▶ Data:

┄┄┄┄┄┄┄┄┄┄

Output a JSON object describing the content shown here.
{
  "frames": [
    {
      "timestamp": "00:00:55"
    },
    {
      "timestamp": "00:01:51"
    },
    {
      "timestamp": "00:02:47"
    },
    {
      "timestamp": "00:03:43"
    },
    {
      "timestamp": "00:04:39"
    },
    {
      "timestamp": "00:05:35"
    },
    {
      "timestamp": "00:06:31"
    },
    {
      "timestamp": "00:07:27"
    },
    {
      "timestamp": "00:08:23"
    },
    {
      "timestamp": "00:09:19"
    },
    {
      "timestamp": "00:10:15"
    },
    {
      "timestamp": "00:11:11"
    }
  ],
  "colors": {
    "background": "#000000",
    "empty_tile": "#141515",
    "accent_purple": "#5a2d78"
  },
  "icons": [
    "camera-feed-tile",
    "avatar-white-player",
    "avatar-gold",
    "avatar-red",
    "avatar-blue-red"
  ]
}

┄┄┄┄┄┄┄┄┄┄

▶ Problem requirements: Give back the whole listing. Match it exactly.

▶ Task result:
Output a JSON object describing the content shown here.
{
  "frames": [
    {
      "timestamp": "00:00:55"
    },
    {
      "timestamp": "00:01:51"
    },
    {
      "timestamp": "00:02:47"
    },
    {
      "timestamp": "00:03:43"
    },
    {
      "timestamp": "00:04:39"
    },
    {
      "timestamp": "00:05:35"
    },
    {
      "timestamp": "00:06:31"
    },
    {
      "timestamp": "00:07:27"
    },
    {
      "timestamp": "00:08:23"
    },
    {
      "timestamp": "00:09:19"
    },
    {
      "timestamp": "00:10:15"
    },
    {
      "timestamp": "00:11:11"
    }
  ],
  "colors": {
    "background": "#000000",
    "empty_tile": "#141515",
    "accent_purple": "#5a2d78"
  },
  "icons": [
    "camera-feed-tile",
    "avatar-white-player",
    "avatar-gold",
    "avatar-red",
    "avatar-blue-red"
  ]
}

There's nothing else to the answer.